[Description of the task] The result should be every line in the data below that carries the string "diálogo".

Content starts

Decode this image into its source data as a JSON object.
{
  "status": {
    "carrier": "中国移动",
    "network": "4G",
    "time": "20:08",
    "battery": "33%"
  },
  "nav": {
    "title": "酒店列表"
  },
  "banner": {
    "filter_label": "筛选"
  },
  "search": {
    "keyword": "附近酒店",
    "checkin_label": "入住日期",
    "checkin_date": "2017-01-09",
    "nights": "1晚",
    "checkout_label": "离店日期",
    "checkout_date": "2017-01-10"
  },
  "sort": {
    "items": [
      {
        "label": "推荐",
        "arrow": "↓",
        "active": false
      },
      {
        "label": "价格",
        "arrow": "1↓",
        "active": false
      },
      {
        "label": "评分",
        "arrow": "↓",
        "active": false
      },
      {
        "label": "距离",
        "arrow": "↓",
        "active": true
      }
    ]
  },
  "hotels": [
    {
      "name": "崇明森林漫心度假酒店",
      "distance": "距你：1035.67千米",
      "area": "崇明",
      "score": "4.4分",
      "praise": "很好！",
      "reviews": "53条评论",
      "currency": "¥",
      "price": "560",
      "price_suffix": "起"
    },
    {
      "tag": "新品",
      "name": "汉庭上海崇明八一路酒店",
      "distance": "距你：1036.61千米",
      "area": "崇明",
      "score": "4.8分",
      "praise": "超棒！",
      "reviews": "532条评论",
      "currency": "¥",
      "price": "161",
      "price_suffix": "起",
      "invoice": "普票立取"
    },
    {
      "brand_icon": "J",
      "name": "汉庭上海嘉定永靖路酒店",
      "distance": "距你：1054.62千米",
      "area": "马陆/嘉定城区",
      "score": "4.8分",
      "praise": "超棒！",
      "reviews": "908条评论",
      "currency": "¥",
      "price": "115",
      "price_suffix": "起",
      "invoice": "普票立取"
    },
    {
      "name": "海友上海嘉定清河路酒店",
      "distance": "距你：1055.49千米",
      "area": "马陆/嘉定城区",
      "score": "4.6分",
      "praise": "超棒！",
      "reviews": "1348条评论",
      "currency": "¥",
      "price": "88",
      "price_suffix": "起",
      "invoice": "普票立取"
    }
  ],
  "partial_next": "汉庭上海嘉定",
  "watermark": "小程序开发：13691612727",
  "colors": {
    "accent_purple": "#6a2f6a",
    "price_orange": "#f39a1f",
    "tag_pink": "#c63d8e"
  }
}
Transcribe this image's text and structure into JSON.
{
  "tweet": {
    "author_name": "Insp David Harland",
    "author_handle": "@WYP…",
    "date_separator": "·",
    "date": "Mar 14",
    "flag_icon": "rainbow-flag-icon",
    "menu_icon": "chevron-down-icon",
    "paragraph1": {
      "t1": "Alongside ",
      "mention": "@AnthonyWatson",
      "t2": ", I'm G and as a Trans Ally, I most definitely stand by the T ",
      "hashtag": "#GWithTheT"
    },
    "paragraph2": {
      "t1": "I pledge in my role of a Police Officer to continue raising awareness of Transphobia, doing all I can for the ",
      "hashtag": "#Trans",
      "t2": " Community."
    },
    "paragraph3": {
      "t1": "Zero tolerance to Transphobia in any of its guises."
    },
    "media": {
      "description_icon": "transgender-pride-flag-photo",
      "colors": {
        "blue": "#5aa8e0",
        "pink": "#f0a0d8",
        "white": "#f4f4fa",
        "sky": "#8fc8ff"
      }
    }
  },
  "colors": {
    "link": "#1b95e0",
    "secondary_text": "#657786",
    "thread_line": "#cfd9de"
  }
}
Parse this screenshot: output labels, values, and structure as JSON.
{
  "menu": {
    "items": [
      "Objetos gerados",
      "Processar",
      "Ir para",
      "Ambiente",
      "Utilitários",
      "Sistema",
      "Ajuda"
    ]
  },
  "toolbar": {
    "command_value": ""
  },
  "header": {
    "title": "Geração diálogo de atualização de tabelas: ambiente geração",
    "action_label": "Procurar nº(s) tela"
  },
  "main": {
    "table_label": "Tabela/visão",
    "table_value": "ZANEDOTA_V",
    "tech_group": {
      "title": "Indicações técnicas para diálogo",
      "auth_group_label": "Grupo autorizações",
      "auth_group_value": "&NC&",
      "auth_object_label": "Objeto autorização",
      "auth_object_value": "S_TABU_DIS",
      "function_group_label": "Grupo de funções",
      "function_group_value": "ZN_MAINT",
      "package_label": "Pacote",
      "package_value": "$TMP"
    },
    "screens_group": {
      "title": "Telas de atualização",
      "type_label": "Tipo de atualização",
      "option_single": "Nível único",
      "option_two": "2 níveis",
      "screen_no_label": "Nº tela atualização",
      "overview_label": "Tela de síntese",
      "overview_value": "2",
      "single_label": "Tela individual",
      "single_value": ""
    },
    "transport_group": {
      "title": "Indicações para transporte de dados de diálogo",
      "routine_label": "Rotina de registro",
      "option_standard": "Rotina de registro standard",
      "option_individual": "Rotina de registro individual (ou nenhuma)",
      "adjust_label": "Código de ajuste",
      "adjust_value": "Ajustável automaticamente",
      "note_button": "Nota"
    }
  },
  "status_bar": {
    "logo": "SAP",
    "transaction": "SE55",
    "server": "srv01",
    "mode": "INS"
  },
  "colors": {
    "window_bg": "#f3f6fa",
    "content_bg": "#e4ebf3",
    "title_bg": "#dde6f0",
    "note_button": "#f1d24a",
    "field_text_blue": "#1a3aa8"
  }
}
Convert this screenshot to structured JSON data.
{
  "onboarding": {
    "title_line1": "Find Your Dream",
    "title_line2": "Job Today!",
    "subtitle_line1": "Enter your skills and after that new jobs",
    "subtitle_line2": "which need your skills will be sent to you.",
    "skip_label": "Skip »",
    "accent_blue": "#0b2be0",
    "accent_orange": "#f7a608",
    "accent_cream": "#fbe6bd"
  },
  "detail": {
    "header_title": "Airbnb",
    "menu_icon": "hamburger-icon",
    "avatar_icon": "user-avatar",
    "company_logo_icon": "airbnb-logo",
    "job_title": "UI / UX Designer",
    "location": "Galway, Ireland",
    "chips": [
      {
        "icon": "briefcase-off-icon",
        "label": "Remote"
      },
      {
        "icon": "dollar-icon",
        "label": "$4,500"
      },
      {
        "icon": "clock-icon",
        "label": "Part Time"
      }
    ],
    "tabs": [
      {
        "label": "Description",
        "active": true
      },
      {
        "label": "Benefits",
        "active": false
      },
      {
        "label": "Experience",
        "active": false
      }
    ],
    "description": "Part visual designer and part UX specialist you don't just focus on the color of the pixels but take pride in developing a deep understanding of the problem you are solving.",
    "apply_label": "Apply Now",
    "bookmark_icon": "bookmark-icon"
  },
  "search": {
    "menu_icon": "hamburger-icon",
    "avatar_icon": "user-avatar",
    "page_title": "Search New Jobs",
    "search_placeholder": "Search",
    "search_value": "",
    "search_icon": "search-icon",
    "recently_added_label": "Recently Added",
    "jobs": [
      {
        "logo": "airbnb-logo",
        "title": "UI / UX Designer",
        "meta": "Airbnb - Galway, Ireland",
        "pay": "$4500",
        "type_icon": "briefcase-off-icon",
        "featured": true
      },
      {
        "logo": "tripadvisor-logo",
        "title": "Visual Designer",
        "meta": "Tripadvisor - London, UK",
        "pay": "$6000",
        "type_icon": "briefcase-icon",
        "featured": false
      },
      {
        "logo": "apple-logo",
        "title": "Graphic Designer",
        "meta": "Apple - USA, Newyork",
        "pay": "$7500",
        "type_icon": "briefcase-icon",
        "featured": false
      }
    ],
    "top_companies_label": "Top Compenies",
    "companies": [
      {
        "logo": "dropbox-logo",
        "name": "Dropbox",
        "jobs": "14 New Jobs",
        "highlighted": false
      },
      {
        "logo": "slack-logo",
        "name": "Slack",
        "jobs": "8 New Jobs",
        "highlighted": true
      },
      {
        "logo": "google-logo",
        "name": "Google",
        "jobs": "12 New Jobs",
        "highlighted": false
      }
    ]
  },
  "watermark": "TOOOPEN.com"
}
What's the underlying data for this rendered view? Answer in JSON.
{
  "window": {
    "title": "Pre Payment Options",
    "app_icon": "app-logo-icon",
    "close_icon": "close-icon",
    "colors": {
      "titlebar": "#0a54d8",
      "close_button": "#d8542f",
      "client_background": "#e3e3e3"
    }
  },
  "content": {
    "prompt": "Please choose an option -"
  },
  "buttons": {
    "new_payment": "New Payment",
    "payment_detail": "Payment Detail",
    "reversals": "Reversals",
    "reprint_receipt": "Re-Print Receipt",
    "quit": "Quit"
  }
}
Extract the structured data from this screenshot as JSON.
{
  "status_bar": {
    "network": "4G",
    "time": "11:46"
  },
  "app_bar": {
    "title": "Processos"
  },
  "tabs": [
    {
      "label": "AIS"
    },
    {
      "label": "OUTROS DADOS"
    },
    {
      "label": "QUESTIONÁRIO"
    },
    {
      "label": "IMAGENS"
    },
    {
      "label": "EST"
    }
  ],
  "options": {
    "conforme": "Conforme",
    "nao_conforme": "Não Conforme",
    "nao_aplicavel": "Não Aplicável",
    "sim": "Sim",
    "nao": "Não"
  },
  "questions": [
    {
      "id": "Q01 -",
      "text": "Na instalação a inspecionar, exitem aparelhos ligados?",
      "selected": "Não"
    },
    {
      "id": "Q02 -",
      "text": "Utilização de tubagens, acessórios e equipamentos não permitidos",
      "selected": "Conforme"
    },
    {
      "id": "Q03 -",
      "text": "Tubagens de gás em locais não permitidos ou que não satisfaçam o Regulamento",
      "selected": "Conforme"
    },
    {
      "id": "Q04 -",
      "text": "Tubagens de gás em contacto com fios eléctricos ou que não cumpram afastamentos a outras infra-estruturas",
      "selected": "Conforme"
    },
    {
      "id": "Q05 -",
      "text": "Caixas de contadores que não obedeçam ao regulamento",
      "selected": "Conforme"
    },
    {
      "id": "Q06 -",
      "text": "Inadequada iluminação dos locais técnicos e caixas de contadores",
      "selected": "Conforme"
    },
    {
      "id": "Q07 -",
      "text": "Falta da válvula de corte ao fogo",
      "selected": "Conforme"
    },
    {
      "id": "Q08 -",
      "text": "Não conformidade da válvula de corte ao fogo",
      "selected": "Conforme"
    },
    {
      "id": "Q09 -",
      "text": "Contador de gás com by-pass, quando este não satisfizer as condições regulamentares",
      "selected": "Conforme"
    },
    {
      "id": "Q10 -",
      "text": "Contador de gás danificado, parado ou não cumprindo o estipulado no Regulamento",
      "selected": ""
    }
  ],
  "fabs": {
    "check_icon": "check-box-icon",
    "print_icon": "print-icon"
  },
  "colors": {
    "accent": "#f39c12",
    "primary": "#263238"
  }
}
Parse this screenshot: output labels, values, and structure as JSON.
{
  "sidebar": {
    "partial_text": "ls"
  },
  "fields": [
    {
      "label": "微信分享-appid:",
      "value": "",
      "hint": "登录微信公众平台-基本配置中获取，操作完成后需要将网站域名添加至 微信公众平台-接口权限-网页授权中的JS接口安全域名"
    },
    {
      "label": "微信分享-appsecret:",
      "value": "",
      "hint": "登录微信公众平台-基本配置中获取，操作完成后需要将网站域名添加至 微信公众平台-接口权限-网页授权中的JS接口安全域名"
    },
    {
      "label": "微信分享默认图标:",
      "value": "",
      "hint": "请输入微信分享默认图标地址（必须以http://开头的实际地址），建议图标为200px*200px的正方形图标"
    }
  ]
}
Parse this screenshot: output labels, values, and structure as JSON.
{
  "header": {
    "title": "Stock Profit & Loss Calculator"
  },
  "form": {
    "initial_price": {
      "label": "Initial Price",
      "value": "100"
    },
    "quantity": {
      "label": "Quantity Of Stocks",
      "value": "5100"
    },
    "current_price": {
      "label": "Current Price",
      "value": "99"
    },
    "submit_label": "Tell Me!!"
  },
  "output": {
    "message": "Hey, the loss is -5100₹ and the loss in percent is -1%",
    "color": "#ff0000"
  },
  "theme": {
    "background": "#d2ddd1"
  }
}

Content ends

[Answer section]
    "title": "Geração diálogo de atualização de tabelas: ambiente geração",
      "title": "Indicações técnicas para diálogo",
      "title": "Indicações para transporte de dados de diálogo",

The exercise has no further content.